Although tea is usually associated with religions of the east- Buddhism, Daoism, and Confucianism, the role of tea in Christianity should not be ignored. Historically, this relationship between tea and Christianity was the deepest during the early Jesuit missionaries to Japan in the 16th and 17th centuries. During this time, the tea ceremony was being refined and popularized in Japan by now famous masters such as Sen No Rikyu.

Although the tea ceremony in Japan is often associated with Zen Buddhism it isn't a religious ceremony. In fact Sen No Rikyu made a point to exclude all religious symbols from the tea room. But some say that it is not a coincidence that many old tea bowls have crosses painted on them.

Surprisingly, many of Rikyu's 7 famous students are thought to have been Christian. The strongest in his Christian faith was Justo Takayama Ukon who was exiled when Christianity was outlawed in the early 1600. It is said that Takayama would meditate and pray alone with a statue of Mary and the crucified Jesus for hours in the tea room. The tea room for Christians was a place where they could serve their neighbour with humility just as Jesus taught. When churches were occupied by soldiers , the tea room was used to hold church services. In fact, there is even art depicting churches with attached tea rooms- something the Jesuits tried to incorporate with their church design. The early Jesuit missionaries thought that tea was good at cooling the Kidneys and therefore promoted celibacy amongst its priests (perhaps if the Catholic priests of the last 50 years had drank more green tea they wouldn't be in this current day mess :)

It is hard for Christians to ignore the similarities between the Japanese tea ceremony and the Eucharist (receiving of bread and wine). If they can receive tea as reverently as they can receive bread and wine, then have they not touched the Holy Spirit?

As modern day Christians draw these similarities and look to meld the ancient tea traditions of their nation with Christianity, it is no wonder more and more tea rooms are being attached to churches in Korea and Japan these days.

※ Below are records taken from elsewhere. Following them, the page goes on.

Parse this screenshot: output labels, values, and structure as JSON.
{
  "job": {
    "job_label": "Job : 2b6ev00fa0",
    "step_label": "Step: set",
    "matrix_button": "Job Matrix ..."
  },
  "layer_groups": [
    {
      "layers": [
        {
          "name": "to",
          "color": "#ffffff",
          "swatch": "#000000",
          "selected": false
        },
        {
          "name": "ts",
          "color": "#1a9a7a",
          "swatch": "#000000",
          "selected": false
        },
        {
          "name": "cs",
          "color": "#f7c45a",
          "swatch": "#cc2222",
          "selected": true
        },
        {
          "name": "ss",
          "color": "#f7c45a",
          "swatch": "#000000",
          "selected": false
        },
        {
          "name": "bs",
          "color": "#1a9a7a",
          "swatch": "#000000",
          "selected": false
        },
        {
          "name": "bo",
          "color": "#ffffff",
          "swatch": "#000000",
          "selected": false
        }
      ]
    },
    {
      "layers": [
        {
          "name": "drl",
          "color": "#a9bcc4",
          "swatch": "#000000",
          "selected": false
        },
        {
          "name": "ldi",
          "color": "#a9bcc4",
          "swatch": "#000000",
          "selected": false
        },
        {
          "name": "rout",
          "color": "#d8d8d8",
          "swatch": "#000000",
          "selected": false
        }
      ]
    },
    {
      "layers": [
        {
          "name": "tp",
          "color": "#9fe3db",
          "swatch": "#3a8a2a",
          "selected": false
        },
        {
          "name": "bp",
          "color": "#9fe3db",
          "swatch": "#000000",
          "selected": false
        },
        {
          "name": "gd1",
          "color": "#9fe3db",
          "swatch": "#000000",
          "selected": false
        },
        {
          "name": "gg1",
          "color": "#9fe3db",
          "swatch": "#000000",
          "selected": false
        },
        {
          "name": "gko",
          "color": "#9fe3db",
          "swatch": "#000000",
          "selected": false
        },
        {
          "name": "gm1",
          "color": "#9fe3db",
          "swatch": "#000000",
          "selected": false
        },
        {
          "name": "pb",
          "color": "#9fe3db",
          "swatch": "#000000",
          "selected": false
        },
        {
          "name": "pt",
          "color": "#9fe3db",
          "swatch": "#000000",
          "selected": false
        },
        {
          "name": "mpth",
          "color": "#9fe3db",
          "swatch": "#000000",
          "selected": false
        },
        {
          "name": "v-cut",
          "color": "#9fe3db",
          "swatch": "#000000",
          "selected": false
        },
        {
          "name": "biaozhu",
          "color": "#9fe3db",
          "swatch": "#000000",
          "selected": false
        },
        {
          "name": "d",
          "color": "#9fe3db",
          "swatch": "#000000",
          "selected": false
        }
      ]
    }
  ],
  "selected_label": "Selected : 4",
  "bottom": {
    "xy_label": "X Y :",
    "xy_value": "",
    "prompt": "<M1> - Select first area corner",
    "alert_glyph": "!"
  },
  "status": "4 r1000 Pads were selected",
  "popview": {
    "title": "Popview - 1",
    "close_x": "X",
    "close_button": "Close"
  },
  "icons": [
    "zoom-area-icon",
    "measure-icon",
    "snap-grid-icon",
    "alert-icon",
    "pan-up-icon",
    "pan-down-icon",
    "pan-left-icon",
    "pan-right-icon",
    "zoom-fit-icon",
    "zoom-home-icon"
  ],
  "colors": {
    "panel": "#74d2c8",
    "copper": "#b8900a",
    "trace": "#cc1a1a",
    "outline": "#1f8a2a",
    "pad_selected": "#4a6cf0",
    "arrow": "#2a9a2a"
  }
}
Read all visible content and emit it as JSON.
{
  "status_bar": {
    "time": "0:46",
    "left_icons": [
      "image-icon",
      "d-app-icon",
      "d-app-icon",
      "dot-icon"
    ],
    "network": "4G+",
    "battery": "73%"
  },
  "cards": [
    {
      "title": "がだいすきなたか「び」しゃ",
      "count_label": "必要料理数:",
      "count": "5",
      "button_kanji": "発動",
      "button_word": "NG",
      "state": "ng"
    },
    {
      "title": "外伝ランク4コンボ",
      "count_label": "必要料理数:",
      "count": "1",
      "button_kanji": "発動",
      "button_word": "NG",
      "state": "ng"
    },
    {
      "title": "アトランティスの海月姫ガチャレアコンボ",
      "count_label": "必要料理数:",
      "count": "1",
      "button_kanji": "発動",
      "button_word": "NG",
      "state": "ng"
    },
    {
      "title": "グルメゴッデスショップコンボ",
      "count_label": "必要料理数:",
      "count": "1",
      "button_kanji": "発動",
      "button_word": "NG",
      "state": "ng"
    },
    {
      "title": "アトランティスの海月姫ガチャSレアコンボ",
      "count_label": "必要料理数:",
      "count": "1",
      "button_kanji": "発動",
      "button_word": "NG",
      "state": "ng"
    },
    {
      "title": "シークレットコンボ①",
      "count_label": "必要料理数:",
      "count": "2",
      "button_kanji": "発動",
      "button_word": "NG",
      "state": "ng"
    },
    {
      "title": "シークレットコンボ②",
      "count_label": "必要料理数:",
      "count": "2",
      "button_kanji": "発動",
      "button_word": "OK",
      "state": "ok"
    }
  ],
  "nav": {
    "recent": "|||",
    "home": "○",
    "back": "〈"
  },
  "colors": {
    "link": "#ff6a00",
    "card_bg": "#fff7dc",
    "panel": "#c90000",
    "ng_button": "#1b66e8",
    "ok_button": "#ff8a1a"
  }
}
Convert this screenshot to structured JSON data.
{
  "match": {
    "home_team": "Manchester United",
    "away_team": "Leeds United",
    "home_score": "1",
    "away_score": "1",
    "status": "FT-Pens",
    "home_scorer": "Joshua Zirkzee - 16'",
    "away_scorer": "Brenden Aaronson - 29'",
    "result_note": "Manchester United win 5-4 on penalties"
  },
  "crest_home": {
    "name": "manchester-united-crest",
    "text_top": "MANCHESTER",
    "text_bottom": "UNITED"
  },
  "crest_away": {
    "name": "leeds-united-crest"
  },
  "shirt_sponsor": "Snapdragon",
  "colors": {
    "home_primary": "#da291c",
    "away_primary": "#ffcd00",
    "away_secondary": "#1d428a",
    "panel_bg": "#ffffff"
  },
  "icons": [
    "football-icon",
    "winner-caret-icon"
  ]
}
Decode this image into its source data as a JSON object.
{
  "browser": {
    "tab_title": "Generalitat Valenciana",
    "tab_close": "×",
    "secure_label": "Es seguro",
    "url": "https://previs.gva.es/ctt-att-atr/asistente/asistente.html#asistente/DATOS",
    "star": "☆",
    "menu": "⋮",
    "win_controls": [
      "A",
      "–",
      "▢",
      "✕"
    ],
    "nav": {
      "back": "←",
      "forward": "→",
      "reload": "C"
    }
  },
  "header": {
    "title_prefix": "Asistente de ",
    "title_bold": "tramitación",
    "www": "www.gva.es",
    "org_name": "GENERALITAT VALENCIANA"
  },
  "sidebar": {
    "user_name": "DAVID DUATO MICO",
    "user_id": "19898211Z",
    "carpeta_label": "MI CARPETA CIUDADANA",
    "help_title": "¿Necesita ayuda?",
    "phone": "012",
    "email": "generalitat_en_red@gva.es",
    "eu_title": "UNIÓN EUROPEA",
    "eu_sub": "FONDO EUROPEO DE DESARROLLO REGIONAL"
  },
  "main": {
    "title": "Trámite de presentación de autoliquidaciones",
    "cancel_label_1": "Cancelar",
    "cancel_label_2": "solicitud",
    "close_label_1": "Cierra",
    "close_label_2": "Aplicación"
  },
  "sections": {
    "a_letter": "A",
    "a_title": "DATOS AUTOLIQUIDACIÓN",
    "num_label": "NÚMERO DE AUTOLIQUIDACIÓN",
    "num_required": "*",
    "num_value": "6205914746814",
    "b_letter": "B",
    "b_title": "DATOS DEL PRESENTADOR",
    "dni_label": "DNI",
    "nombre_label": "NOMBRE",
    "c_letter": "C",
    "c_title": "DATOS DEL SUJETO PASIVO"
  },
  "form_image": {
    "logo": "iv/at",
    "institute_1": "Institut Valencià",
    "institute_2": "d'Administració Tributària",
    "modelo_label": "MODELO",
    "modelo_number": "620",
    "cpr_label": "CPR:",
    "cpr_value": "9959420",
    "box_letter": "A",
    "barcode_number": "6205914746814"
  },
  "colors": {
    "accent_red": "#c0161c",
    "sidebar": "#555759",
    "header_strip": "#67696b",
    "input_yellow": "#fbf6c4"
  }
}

Perhaps in the not too distant future there will even be tea pots engraved with:

"Tea and Christianity are not two but One."